WinXP's Demise: 1000 Days And Counting

Dennis Faas's picture

Microsoft has reminded Windows XP users that the system will lose security support from the company in under 1,000 days' time. However, some wonder if that will prove practical.

Stephen Rose, who is the community and social media manager for Microsoft, wrote a blog post to mark the system's imposing deadline. He said that "Windows XP had an amazing run and millions of PC users are grateful for it. But it's time to move on. Two reasons: 1) Extended support for Windows XP is running out in less than 1000 days, and 2) there's an OS out there that's much better than Windows XP." (Source:

Extended Support Nears Conclusion

It's important to note that Windows XP will continue to work after the deadline.

The importance of the dates relates to Microsoft's support schedule, which covers two forms: mainstream support and extended support.
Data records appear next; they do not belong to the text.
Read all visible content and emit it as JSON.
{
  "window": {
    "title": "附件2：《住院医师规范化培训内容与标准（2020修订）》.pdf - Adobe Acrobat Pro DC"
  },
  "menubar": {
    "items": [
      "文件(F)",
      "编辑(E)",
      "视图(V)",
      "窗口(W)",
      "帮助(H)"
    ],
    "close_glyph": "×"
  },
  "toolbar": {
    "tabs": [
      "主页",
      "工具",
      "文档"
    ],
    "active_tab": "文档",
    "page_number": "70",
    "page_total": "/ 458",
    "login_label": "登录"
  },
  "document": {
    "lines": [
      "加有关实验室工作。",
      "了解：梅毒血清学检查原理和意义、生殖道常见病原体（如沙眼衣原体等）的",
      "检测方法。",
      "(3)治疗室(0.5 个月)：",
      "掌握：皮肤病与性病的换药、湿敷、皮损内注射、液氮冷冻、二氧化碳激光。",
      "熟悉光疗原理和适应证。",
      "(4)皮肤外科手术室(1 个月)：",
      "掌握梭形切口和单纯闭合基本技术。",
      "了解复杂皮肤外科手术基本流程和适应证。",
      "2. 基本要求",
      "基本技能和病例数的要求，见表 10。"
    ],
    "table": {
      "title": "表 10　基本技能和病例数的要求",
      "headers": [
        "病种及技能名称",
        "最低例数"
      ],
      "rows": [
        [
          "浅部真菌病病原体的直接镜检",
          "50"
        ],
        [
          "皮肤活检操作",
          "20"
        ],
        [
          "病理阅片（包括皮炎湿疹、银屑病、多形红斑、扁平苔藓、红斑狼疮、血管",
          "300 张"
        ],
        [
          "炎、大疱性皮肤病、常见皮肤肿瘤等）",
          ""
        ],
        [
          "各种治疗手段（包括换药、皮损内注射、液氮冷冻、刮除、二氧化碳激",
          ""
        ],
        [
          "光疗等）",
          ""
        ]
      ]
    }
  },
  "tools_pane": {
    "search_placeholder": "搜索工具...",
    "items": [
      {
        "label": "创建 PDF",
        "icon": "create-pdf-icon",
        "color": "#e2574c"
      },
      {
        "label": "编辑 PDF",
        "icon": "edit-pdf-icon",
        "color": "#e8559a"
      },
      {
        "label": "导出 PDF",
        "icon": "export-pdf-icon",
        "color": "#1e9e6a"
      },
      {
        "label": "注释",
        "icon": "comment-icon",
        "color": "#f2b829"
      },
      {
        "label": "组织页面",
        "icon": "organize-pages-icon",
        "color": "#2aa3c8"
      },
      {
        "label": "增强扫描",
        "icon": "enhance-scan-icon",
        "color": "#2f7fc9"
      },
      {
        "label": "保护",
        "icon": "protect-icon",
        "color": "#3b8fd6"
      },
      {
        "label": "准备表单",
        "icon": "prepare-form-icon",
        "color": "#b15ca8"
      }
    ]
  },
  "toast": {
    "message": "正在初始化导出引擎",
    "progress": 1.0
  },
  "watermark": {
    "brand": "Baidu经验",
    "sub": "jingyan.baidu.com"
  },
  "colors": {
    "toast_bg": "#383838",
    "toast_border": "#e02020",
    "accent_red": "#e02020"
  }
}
Mainstream support, which ended in April 2009, included free technical support, along with the system being covered by a technical warranty.

Extended support offers users technical help in return for a fee. More importantly, it means the company continues to offer security updates, both through the monthly "Patch Tuesday" releases and through occasional out-of-cycle "emergency" patches for serious and immediate threats.
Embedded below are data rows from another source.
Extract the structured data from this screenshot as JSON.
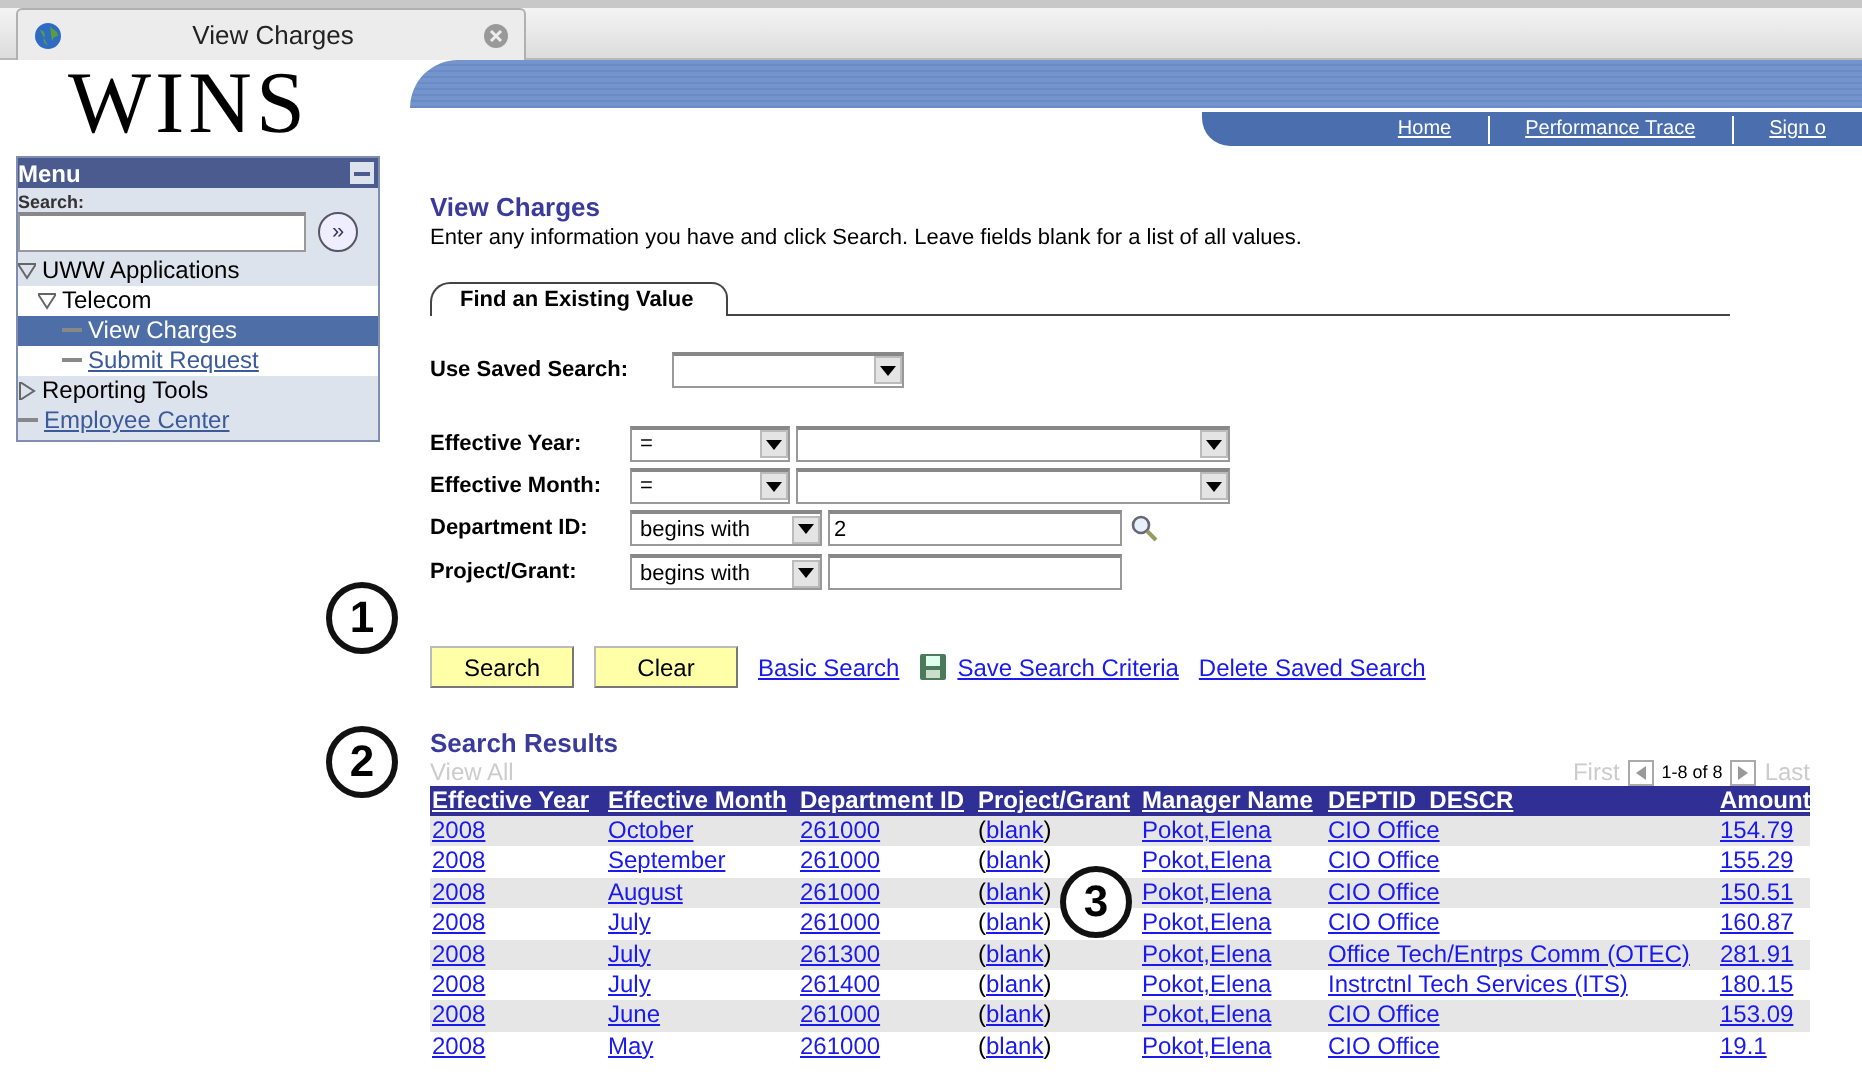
{
  "browser_tab": {
    "title": "View Charges"
  },
  "logo": "WINS",
  "nav_links": [
    "Home",
    "Performance Trace",
    "Sign o"
  ],
  "menu": {
    "title": "Menu",
    "search_label": "Search:",
    "go_label": "»",
    "items": [
      {
        "label": "UWW Applications",
        "kind": "folder",
        "expanded": true,
        "selected": false,
        "children": [
          {
            "label": "Telecom",
            "kind": "folder",
            "expanded": true,
            "selected": false,
            "children": [
              {
                "label": "View Charges",
                "kind": "page",
                "selected": true
              },
              {
                "label": "Submit Request",
                "kind": "page",
                "selected": false
              }
            ]
          }
        ]
      },
      {
        "label": "Reporting Tools",
        "kind": "folder",
        "expanded": false,
        "selected": false
      },
      {
        "label": "Employee Center",
        "kind": "page",
        "selected": false
      }
    ]
  },
  "page_title": "View Charges",
  "instructions": "Enter any information you have and click Search. Leave fields blank for a list of all values.",
  "tab": "Find an Existing Value",
  "saved_search": {
    "label": "Use Saved Search:"
  },
  "criteria": [
    {
      "label": "Effective Year:",
      "operator": "=",
      "kind": "select"
    },
    {
      "label": "Effective Month:",
      "operator": "=",
      "kind": "select"
    },
    {
      "label": "Department ID:",
      "operator": "begins with",
      "kind": "lookup",
      "value": "2"
    },
    {
      "label": "Project/Grant:",
      "operator": "begins with",
      "kind": "text"
    }
  ],
  "actions": [
    {
      "label": "Search",
      "kind": "button"
    },
    {
      "label": "Clear",
      "kind": "button"
    },
    {
      "label": "Basic Search",
      "kind": "link"
    },
    {
      "label": "Save Search Criteria",
      "kind": "save-link"
    },
    {
      "label": "Delete Saved Search",
      "kind": "link"
    }
  ],
  "results": {
    "title": "Search Results",
    "view_all": "View All",
    "first": "First",
    "range": "1-8 of 8",
    "last": "Last",
    "columns": [
      "Effective Year",
      "Effective Month",
      "Department ID",
      "Project/Grant",
      "Manager Name",
      "DEPTID_DESCR",
      "Amount"
    ],
    "rows": [
      [
        "2008",
        "October",
        "261000",
        {
          "before": "(",
          "link": "blank",
          "after": ")"
        },
        "Pokot,Elena",
        "CIO Office",
        "154.79"
      ],
      [
        "2008",
        "September",
        "261000",
        {
          "before": "(",
          "link": "blank",
          "after": ")"
        },
        "Pokot,Elena",
        "CIO Office",
        "155.29"
      ],
      [
        "2008",
        "August",
        "261000",
        {
          "before": "(",
          "link": "blank",
          "after": ")"
        },
        "Pokot,Elena",
        "CIO Office",
        "150.51"
      ],
      [
        "2008",
        "July",
        "261000",
        {
          "before": "(",
          "link": "blank",
          "after": ")"
        },
        "Pokot,Elena",
        "CIO Office",
        "160.87"
      ],
      [
        "2008",
        "July",
        "261300",
        {
          "before": "(",
          "link": "blank",
          "after": ")"
        },
        "Pokot,Elena",
        "Office Tech/Entrps Comm (OTEC)",
        "281.91"
      ],
      [
        "2008",
        "July",
        "261400",
        {
          "before": "(",
          "link": "blank",
          "after": ")"
        },
        "Pokot,Elena",
        "Instrctnl Tech Services (ITS)",
        "180.15"
      ],
      [
        "2008",
        "June",
        "261000",
        {
          "before": "(",
          "link": "blank",
          "after": ")"
        },
        "Pokot,Elena",
        "CIO Office",
        "153.09"
      ],
      [
        "2008",
        "May",
        "261000",
        {
          "before": "(",
          "link": "blank",
          "after": ")"
        },
        "Pokot,Elena",
        "CIO Office",
        "19.1"
      ]
    ]
  },
  "callouts": [
    "1",
    "2",
    "3"
  ]
}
However, it all comes to an end on April 8, 2014, when Microsoft drops all support. Once that happens, anyone discovering a security flaw in the system will be able to take advantage, leaving it down to third-party security software to tackle the problem. (Source:

Most Users Still On XP

The big issue is that Windows XP remains remarkably popular, with one recent estimate suggesting it is used on 51 per cent of all computers worldwide. That's an amazing figure for a system first released ten years ago and speaks volumes about the reluctance of users, particularly businesses, to spend cash on upgrades.

How Microsoft deals with that remains to be seen. On paper, it's perfectly reasonable for it to withdraw support after 13 years, by which time there will have been three sequels to Windows XP. In practice, if there are still a substantial number of XP users out there, it may be a public relations disaster to leave them at the mercy of hackers.

Rate this article: 
No votes yet